“Hang on,” I asked He-Who-Must-Be-Preserved, “is Super Mario Italian or Italian-American?”
“He’s Japanese,” he said, without looking up from his phone.
This important question remains unresolved.
In the epilogue to the Blazing World, Cavendish writes, “if any should like the World I have made, and be willing to be my Subjects, they may imagine themselves such, and they are such, I mean in their Minds, Fancies or Imaginations; but if they cannot endure to be Subjects, they may create Worlds of their own, and Govern themselves as they please. But yet let them have a care, not to prove unjust Usurpers, and to rob me of mine: for, concerning the Philosophical-world, I am Empress of it my self.”
Yesterday evening He-Who-Must-Be-Preserved was giving the younger a geography lesson using a balloon as the earth and drawing continents on it with a marker. At a certain point the younger decided she had had enough of this boring real geography and started scribbling all over the balloon to make her own, superior world.
What’s your world called? I asked.
It’s called Cody, she said.
Cody, I said. How do you spell that?
A-N-A, she said.
That spells Ana, I said, not Cody.
The Empress stopped scribbling and fixed me with her haughtiest and most regal look.
“Then why did you ask?” she retorted.
 “ … some appear’d of an Azure, some of a deep Purple, some of a Grass-green, some of a Scarlet, some of an Orange-colour, &c.”
 “some were Bear-men, some Worm-men, some Fish- or Mear-men, otherwise called Syrens; some Bird-men, some Fly-men, some Ant-men, some Geese-men, some Spider-men, some Lice-men, some Fox-men, some Ape-men, some Jack daw-men, some Magpie-men, some Parrot-men, some Satyrs, some Gyants, and many more, which I cannot all remember.”
 “they were as ingenious and witty in the invention of profitable and useful Arts, as we are in our world, nay, more …
 I guess Aristotle et al are famous philosophers in multiple worlds? Pretty impressive. Not just world famous but multiverse famous. The Empress is not a native of the Blazing World but neither is she a native of our world; rather she is a native of ESFI (England-Scotland-France-Ireland, scholars speculate), which is similar to but not exactly the same as our world.

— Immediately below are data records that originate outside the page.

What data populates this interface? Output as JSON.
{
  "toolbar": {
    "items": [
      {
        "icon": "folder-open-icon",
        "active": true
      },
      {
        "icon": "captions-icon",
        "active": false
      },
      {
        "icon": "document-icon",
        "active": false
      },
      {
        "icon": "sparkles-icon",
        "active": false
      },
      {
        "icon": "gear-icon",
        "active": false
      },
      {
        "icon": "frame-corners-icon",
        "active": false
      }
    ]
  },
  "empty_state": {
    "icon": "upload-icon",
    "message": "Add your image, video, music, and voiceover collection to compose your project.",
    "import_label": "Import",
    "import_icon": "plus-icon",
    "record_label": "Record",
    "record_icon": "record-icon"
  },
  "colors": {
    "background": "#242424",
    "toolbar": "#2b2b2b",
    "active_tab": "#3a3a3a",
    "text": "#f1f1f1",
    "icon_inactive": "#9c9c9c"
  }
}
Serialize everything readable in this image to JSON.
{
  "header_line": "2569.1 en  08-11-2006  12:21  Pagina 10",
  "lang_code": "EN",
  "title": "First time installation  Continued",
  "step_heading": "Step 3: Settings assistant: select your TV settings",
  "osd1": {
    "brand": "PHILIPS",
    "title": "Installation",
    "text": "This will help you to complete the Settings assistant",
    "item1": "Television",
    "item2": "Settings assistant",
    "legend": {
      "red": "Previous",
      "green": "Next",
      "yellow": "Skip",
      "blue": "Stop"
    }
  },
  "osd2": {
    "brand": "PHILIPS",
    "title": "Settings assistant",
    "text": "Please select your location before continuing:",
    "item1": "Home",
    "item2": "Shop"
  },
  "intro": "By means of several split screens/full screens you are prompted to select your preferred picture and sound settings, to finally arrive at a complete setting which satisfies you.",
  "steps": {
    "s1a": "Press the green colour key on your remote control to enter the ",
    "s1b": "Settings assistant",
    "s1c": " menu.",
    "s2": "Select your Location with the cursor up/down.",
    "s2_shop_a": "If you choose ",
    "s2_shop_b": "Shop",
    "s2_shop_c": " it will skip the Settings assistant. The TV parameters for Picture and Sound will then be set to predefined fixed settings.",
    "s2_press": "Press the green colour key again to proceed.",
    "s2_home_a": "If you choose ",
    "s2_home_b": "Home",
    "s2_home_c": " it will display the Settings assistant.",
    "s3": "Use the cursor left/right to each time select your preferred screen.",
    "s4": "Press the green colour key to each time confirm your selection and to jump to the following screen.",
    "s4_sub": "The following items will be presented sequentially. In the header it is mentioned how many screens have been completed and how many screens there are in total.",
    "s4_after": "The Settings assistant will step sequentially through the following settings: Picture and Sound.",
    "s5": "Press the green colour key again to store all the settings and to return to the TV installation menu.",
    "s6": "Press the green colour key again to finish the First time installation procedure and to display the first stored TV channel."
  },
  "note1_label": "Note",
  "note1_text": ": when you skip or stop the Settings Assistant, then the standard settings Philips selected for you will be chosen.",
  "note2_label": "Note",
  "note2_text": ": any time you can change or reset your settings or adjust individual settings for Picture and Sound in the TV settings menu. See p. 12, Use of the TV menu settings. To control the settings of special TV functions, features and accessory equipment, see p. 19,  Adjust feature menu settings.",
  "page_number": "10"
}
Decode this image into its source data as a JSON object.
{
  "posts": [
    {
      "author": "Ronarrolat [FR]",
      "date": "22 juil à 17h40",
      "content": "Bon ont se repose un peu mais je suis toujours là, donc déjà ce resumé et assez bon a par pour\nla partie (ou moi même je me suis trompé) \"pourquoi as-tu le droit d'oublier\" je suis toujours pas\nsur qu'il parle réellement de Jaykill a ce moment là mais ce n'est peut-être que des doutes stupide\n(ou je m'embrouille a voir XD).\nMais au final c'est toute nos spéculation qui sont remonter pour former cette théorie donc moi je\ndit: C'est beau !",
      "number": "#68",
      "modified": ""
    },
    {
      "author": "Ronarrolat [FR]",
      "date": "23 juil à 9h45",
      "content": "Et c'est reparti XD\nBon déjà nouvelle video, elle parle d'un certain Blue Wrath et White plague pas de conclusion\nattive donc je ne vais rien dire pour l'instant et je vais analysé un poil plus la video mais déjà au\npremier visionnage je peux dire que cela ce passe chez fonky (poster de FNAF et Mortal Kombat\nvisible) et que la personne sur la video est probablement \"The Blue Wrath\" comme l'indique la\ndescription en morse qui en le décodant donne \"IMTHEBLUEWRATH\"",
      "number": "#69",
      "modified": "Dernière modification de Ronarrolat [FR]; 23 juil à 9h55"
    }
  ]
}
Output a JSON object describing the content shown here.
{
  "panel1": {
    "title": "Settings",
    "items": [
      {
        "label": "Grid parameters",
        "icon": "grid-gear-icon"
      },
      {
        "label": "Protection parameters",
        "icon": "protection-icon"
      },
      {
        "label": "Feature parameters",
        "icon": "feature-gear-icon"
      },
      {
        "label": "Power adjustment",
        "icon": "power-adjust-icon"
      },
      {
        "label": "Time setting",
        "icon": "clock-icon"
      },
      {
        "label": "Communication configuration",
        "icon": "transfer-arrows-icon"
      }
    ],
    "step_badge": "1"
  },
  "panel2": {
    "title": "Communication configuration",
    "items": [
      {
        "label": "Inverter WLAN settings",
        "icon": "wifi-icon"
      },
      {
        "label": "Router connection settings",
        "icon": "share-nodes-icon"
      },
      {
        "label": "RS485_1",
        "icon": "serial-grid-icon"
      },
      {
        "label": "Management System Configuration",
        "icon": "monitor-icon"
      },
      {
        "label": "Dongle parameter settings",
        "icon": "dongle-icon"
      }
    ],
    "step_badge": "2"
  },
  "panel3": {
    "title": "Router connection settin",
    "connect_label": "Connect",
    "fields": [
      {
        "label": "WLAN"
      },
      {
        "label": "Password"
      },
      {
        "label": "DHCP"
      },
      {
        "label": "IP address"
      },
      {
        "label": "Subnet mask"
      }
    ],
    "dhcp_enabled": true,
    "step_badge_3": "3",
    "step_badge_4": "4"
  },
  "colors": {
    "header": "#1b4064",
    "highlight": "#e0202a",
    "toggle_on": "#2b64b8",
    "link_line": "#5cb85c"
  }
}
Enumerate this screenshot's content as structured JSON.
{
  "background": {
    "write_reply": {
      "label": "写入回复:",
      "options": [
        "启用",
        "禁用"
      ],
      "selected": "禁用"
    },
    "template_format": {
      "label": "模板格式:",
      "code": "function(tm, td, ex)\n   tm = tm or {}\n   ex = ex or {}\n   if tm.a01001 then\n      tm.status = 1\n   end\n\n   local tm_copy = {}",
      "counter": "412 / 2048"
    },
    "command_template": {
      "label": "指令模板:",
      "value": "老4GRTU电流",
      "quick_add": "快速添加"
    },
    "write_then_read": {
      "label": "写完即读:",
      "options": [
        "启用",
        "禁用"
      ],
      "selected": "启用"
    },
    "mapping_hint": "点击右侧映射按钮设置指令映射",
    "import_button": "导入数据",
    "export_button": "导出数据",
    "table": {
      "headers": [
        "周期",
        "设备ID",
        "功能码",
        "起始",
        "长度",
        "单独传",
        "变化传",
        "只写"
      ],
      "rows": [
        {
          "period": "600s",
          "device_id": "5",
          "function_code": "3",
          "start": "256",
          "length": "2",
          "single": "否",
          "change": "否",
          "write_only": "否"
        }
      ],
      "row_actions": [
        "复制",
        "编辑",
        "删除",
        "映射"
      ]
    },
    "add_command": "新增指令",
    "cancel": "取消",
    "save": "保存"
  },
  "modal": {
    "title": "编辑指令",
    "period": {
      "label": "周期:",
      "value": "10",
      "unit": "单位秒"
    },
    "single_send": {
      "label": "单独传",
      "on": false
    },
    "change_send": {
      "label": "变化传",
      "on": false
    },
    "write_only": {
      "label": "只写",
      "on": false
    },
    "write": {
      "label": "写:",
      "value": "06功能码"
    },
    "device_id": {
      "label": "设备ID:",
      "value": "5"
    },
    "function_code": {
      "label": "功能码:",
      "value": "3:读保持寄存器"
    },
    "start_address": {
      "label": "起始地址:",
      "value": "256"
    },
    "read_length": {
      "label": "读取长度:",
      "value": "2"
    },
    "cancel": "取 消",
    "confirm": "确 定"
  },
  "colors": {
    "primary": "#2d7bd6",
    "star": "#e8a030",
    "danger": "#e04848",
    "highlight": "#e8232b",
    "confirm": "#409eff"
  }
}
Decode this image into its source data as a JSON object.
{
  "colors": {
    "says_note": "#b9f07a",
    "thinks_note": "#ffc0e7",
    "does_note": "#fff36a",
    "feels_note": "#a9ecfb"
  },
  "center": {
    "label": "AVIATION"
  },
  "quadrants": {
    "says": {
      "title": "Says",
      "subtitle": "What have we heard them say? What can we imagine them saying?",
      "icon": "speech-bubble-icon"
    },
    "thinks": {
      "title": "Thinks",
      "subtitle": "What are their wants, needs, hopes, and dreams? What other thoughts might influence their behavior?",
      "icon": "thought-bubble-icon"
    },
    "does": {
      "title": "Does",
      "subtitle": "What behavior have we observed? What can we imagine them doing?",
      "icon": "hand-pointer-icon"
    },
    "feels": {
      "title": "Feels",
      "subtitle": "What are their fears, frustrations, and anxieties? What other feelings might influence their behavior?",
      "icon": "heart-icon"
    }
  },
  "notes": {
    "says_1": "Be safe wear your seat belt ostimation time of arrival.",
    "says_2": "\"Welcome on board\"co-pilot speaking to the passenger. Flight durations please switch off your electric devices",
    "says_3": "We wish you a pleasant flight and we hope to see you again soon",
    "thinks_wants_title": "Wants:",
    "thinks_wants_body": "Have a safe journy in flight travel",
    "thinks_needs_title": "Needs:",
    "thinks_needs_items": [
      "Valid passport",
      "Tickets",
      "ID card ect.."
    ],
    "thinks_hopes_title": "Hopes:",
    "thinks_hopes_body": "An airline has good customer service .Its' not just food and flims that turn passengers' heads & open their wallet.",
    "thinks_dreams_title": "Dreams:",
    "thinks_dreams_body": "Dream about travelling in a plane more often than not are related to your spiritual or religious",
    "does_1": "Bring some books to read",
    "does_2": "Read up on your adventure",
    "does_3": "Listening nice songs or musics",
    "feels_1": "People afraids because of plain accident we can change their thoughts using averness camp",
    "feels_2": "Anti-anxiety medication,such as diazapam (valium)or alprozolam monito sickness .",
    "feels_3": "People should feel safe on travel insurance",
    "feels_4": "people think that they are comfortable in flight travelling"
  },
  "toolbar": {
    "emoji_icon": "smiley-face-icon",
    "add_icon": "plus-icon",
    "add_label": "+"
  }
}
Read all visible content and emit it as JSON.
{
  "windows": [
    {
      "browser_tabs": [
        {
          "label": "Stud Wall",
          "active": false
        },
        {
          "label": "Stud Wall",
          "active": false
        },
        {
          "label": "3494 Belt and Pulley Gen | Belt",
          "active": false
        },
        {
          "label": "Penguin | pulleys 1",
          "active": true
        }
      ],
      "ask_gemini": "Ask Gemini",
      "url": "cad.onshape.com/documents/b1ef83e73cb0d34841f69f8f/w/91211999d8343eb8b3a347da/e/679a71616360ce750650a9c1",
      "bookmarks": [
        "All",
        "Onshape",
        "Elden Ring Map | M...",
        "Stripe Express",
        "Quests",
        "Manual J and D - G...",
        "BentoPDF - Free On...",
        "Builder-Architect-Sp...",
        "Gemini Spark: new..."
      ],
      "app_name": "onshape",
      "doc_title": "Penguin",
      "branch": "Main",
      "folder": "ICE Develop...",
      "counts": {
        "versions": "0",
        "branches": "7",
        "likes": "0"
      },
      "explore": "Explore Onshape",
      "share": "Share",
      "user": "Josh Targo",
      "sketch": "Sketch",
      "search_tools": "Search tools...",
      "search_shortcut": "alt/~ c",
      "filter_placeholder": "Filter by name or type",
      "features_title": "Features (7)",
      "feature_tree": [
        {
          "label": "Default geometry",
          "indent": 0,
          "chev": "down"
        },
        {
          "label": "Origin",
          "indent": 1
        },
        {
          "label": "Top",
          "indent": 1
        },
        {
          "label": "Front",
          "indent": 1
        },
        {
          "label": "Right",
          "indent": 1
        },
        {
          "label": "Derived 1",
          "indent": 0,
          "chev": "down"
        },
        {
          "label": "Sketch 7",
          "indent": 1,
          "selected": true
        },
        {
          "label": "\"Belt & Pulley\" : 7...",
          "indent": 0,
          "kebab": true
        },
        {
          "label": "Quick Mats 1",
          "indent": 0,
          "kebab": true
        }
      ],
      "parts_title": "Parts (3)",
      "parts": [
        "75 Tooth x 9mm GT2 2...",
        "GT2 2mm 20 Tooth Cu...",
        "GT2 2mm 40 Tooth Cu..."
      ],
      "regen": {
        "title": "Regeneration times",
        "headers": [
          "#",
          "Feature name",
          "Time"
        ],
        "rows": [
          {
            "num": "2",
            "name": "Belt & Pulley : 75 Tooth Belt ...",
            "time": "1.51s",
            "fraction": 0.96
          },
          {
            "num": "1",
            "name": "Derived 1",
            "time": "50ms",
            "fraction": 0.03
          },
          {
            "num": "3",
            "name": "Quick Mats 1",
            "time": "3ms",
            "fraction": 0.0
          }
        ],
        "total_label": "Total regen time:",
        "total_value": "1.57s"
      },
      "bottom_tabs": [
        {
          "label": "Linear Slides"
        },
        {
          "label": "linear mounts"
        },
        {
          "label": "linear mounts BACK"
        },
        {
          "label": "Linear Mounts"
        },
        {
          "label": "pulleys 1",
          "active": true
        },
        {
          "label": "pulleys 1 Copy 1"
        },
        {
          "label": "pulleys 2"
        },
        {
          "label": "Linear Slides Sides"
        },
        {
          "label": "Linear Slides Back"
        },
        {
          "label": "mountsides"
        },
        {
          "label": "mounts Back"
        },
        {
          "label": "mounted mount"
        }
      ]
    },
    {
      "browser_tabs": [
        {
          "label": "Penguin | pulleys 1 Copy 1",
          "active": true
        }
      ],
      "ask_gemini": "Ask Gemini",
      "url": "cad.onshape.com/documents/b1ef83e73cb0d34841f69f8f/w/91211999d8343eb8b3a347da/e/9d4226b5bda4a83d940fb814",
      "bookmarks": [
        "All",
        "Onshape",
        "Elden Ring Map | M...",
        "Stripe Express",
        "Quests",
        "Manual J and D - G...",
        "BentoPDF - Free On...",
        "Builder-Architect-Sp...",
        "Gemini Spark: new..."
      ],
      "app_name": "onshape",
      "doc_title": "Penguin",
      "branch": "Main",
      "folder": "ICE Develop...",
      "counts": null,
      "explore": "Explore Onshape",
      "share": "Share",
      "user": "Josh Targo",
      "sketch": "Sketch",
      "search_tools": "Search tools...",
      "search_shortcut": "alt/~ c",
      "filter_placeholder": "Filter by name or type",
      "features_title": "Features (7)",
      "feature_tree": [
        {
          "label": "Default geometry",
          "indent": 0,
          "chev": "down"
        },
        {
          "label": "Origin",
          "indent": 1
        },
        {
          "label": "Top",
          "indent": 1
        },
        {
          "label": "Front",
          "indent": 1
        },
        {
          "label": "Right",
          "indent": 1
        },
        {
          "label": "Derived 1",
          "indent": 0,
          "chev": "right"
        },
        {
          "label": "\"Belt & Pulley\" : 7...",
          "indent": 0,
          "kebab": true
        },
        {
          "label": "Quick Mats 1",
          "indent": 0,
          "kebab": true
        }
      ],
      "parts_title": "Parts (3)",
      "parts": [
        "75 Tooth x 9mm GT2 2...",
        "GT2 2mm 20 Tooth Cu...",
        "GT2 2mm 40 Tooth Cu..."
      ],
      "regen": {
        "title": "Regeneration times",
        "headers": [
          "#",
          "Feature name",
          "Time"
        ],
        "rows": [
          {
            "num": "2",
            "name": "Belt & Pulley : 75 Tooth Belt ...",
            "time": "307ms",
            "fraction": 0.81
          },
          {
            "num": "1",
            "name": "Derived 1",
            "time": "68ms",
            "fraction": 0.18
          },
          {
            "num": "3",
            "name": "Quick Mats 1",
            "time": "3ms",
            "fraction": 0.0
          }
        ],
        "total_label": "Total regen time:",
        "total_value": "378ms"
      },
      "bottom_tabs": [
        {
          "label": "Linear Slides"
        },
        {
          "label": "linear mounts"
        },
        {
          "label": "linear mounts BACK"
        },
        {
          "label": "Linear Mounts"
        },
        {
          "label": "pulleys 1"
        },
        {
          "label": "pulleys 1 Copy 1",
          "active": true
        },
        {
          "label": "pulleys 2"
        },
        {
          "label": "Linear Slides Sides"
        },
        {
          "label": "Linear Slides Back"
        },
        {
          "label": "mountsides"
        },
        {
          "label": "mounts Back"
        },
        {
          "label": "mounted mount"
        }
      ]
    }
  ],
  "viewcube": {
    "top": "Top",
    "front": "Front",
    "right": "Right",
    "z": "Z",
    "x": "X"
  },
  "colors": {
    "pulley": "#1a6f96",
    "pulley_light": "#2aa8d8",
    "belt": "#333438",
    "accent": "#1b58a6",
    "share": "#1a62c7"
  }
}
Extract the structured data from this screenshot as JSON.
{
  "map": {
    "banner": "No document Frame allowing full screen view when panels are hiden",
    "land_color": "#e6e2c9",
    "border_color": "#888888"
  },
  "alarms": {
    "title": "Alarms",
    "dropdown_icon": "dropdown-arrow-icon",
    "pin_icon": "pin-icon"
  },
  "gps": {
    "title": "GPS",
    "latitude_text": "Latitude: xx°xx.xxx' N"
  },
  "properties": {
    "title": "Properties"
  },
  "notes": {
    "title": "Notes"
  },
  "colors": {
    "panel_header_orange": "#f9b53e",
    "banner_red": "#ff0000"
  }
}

 This is a rubber ball a bit bigger than a tennis ball that takes the form of an extremely rotund Super Mario. Lately the younger has taken to taking this ball to bed. It is the latest in a long line of unorthodox “transitional objects” that the younger has insisted on sleeping with. Others include a handful of poker chips; a water bottle; some coins; He-Who-Must-Be-Preserved’s toothbrush; a cheese sandwich; a snorkel and mask (we did refuse to let her wear the snorkel in bed, though.)